establishment to activities connected, even occasionally, with the exercise of official authority) applies to
the right to attend and establish a private denominational school in another Member State?
C 110 E/198 Official Journal of the European Union EN 8.5.2003

Reply given by Mr Bolkestein on behalf of the Commission

(17 December 2002)

On the basis of the information provided by the Honourable Member with regard to problems
encountered by students of the region of North Rhine-Westphalia, the Commission does not have
sufficiently detailed information to be able to decide on whether Community law has been violated.
However, in general terms, the Commission can indicate the following.

As indicated by the Court of Justice in its Wirth judgment (1), courses given in a higher education
establishment mainly financed by public funds do not constitute services within the meaning of the EC
Treaty insofar as for such courses the main characteristic of remuneration is lacking. The education fees
which these establishments receive from students could not in fact be regarded as consideration for the
services in question.

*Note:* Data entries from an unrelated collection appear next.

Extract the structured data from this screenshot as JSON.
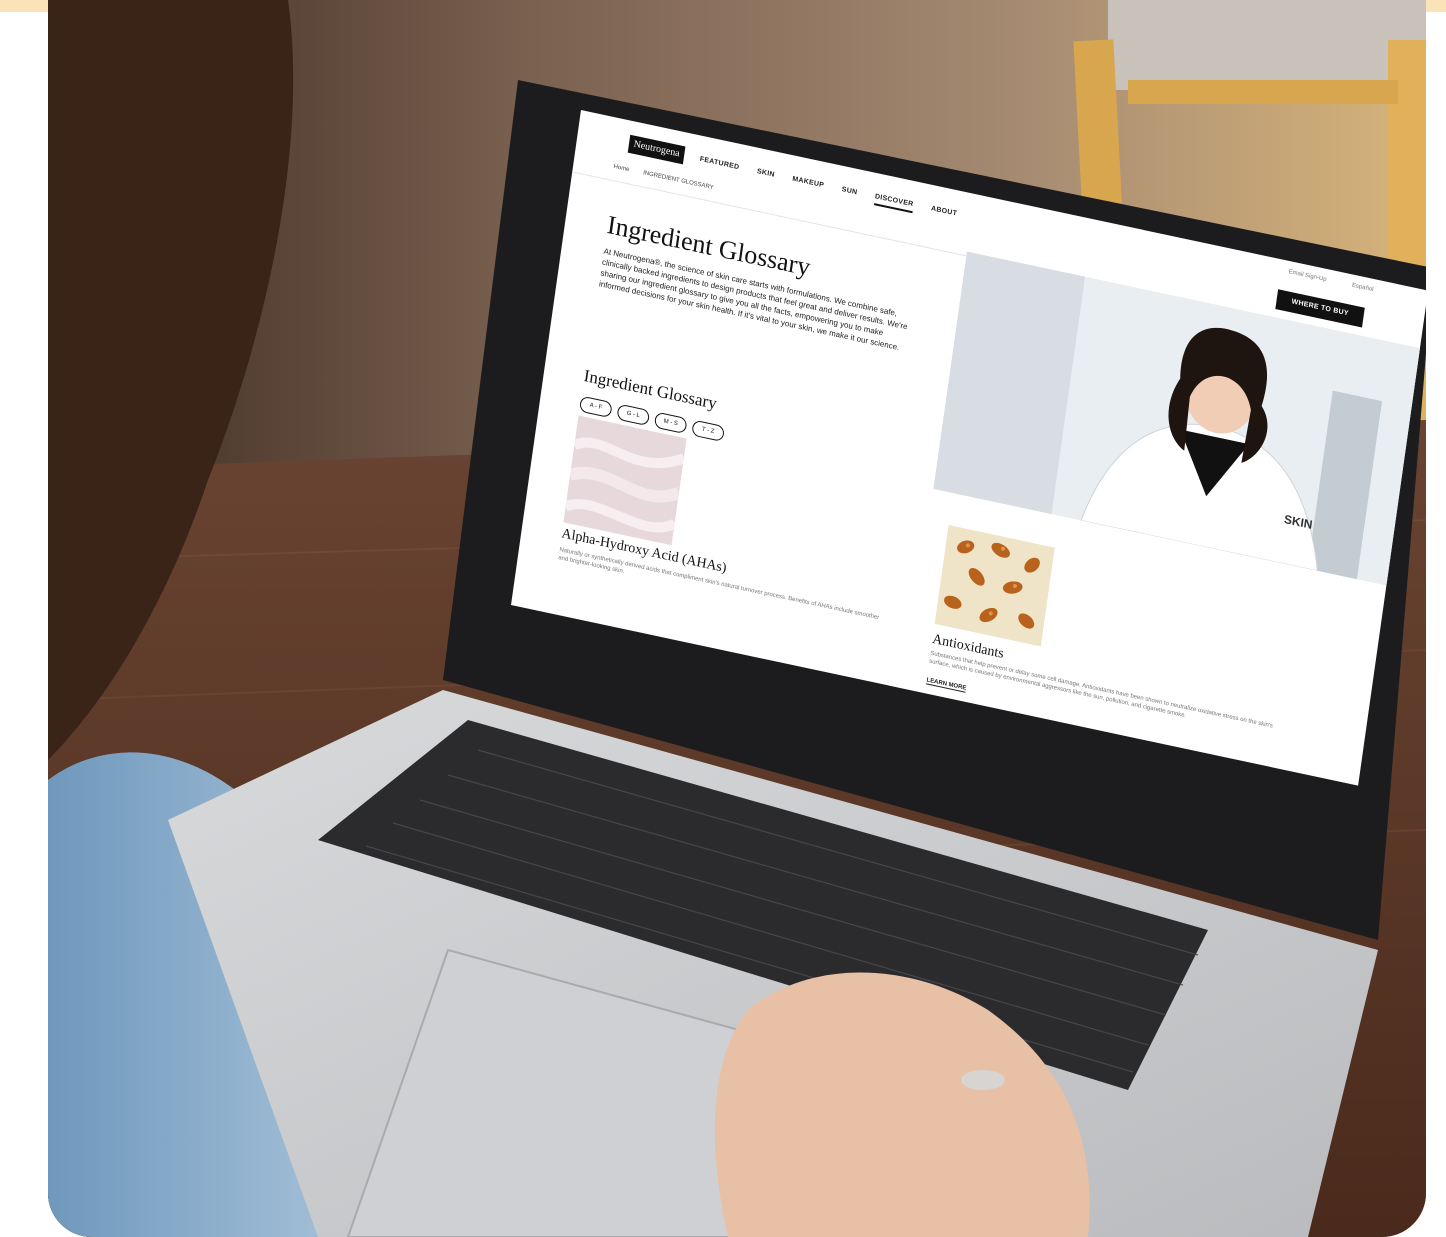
{
  "colors": {
    "accent_band": "#fbe3b8",
    "screen_background": "#ffffff",
    "button": "#111111"
  },
  "site": {
    "logo": "Neutrogena",
    "nav": [
      "FEATURED",
      "SKIN",
      "MAKEUP",
      "SUN",
      "DISCOVER",
      "ABOUT"
    ],
    "active_nav": "DISCOVER",
    "utility_links": [
      "Email Sign-Up",
      "Español"
    ],
    "cta": "WHERE TO BUY",
    "breadcrumb": [
      "Home",
      "INGREDIENT GLOSSARY"
    ]
  },
  "page": {
    "title": "Ingredient Glossary",
    "intro": "At Neutrogena®, the science of skin care starts with formulations. We combine safe, clinically backed ingredients to design products that feel great and deliver results. We're sharing our ingredient glossary to give you all the facts, empowering you to make informed decisions for your skin health. If it's vital to your skin, we make it our science.",
    "hero_image": "scientist-photo",
    "hero_badge": "SKIN"
  },
  "glossary": {
    "heading": "Ingredient Glossary",
    "filters": [
      "A - F",
      "G - L",
      "M - S",
      "T - Z"
    ],
    "entries": [
      {
        "title": "Alpha-Hydroxy Acid (AHAs)",
        "description": "Naturally or synthetically derived acids that compliment skin's natural turnover process. Benefits of AHAs include smoother and brighter-looking skin.",
        "image": "cream-texture-photo"
      },
      {
        "title": "Antioxidants",
        "description": "Substances that help prevent or delay some cell damage. Antioxidants have been shown to neutralize oxidative stress on the skin's surface, which is caused by environmental aggressors like the sun, pollution, and cigarette smoke.",
        "link": "LEARN MORE",
        "image": "capsules-photo"
      }
    ]
  }
}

On the other hand, courses provided in other higher education establishments, including those which try
to make a commercial profit and whose funding stems mainly from private sources  in particular the
remuneration to be paid by students or their parents  constitute services within the meaning of the EC
Treaty.

Therefore, in the light of these indications provided by the Court’s case-law in this specific area, it is
possible to evaluate, on a case by case basis, whether the installation and administration of specific
educational establishments can come under freedom of establishment (Article 43 of the EC Treaty) and
whether attendance of such establishments by pupils can come under freedom to provide services
(Article 49 of the EC Treaty).

For situations which are covered by these freedoms under the EC Treaty, obstacles set by authorities
(whether central or regional) of a Member State preventing pupils from attending courses provided in
another Member State instead of in their own country are likely to constitute a violation of the prohibition
of discriminatory measures as provided notably by Articles 43 and 49 of the EC Treaty. This follows from
the Court’s case-law which, for example, has specified that a Member State’s regulations which provide
financial advantages for participation in training courses organised on its territory compared with those
given abroad constitute a difference in treatment based on the place of provision of the service which is
forbidden by Article 49 of the EC Treaty (2).

Furthermore, for such situations covered by the EC Treaty’s field of application, Article 45 of the EC Treaty
cannot justify an obstacle to the right to attend and establish a school. In fact, according to the Court of
Justice’s established case-law, this EC Treaty provision, as a derogation from a fundamental freedom, must
be interpreted in a strict manner and be restricted to activities which in themselves are directly and
specifically connected with the exercise of official authority (3).

(1) Cf. judgment of 7 December 1993, case C-109/92.


(2) Cf. the Vestergaard judgment of 28 October 1999, case C-55/98, point 22.
(3) Cf. judgment Commission v Spain of 29/10/1998, case C-114/97, points 34 and 35.

(2003/C 110 E/220) WRITTEN QUESTION P-3290/02


by Giovanni Fava (PSE) to the Commission

(14 November 2002)

Subject: Emergency in Catania

Following the natural disasters which occurred recently in Sicily and which hit the area around Catania
particularly hard, and in view of the spirit of solidarity which the European Union has traditionally shown
towards less-developed regions and the particular importance it attaches to cohesion policy, would the
Commission not agree that it should redeploy the resources available under Agenda 2000 with a view to
giving absolute priority to making good the damage caused by the above disasters and that this emergency
calls for Agenda 2000 funding to be used in a flexible, targeted manner, even if this means exceeding the
specific forecasts set out in the Regional Operational Programme for Sicily?